Maui's Kanaio Coast - "Where Man Has Yet to Build a Road"

By Mark Henry

Five hundred years ago the southfacing slope of Haleakala was exploding.

Rivers of molten lava
from fountaining vents rushed to the sea. One of the largest and most recent vents Puu Pimoi is situated 3,000 feet above sea level just below the settlement Kanaio along the back road to Hana.

The quantity of lava from this vent was so great that it pushed its way out into the sea forming new land. The cooling effects of water against hot lava resulted in exquisite patterns and shapes - pinnacles jutting out of the sea, caves, arches, and grottos - art nature created that man has yet to rival.

Polynesian voyagers were the first to settle these shores. For hundreds of years they enjoyed the abundance of the sea. Recent volcanic activity forced them to move, leaving behind ancient heiaus (places of worship) that were spared by Pele.

For years, most maps did not identify the Kanaio Coast, which was inaccessible to most. To date, except for a small number of fishermen and divers who know how plentiful the marine life is there, most Mauians are unfamiliar with the Kanaio Coast.

In 1987, Blue Water Rafting put Kanaio on the maps of the several visitor publications in which it advertised. Today Blue Water Rafting has taken over 80,000 people on a journey back in time to view one of the last uninhabited coastlines on Maui.


Rafting tours to the Kanaio Coast are offered daily departing at 7:00 a.m. On most days the winds come up fairly early in this area so rafters are advised to prepare for an adventurous ride.

Rigid-hulled, twin-powered inflatables are utilized for their seaworthiness and maneuverability around the lava formations.

Under most sea conditions, the largest cave is navigable and the eerie feeling of entering the darkness is indescribable. Inside your eyes adjust to a spectrum of colors from the azure blue water to the pink, beige, and black cave walls.

kanaioDepending on conditions, a variety of sites are available for snorkeling. When winds are light and variable or blowing strong out of the north, Kanaio is the best place for calm clear water.

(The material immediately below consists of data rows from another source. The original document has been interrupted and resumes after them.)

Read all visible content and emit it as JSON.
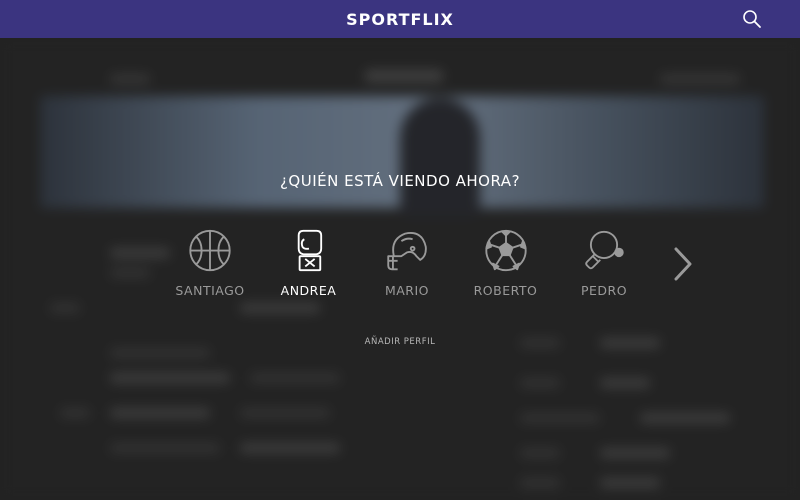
{
  "app": {
    "title": "SPORTFLIX"
  },
  "profile_picker": {
    "question": "¿QUIÉN ESTÁ VIENDO AHORA?",
    "profiles": [
      {
        "name": "SANTIAGO",
        "icon": "basketball-icon",
        "active": false
      },
      {
        "name": "ANDREA",
        "icon": "boxing-glove-icon",
        "active": true
      },
      {
        "name": "MARIO",
        "icon": "football-helmet-icon",
        "active": false
      },
      {
        "name": "ROBERTO",
        "icon": "soccer-ball-icon",
        "active": false
      },
      {
        "name": "PEDRO",
        "icon": "ping-pong-paddle-icon",
        "active": false
      }
    ],
    "add_profile_label": "AÑADIR PERFIL"
  },
  "colors": {
    "header": "#3b3480",
    "active": "#ffffff",
    "inactive": "#9a9a9a"
  }
}
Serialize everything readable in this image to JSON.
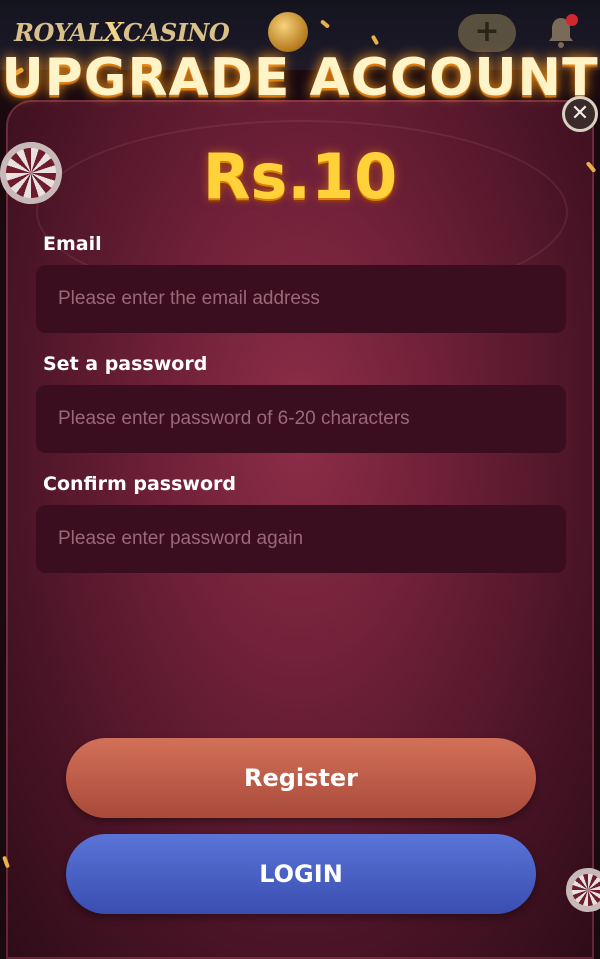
{
  "app": {
    "logo_left": "ROYAL",
    "logo_x": "X",
    "logo_right": "CASINO",
    "plus_label": "+"
  },
  "modal": {
    "title": "UPGRADE ACCOUNT",
    "amount": "Rs.10",
    "close_label": "✕"
  },
  "form": {
    "email_label": "Email",
    "email_placeholder": "Please enter the email address",
    "password_label": "Set a password",
    "password_placeholder": "Please enter password of 6-20 characters",
    "confirm_label": "Confirm password",
    "confirm_placeholder": "Please enter password again"
  },
  "actions": {
    "register_label": "Register",
    "login_label": "LOGIN"
  },
  "colors": {
    "accent_gold": "#ffd23a",
    "register_button": "#c0604a",
    "login_button": "#4a62c8",
    "modal_bg": "#6e2038"
  },
  "icons": [
    "coin-icon",
    "plus-icon",
    "bell-icon",
    "close-icon",
    "poker-chip-icon"
  ]
}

If trades are out of the east or northeast, La Perouse Bay offers protection from the wind and is one of the favorite hangouts of spinner dolphins. In season, whales abound and sea turtle habitats are a regular snorkeling stop along the South Maui shore.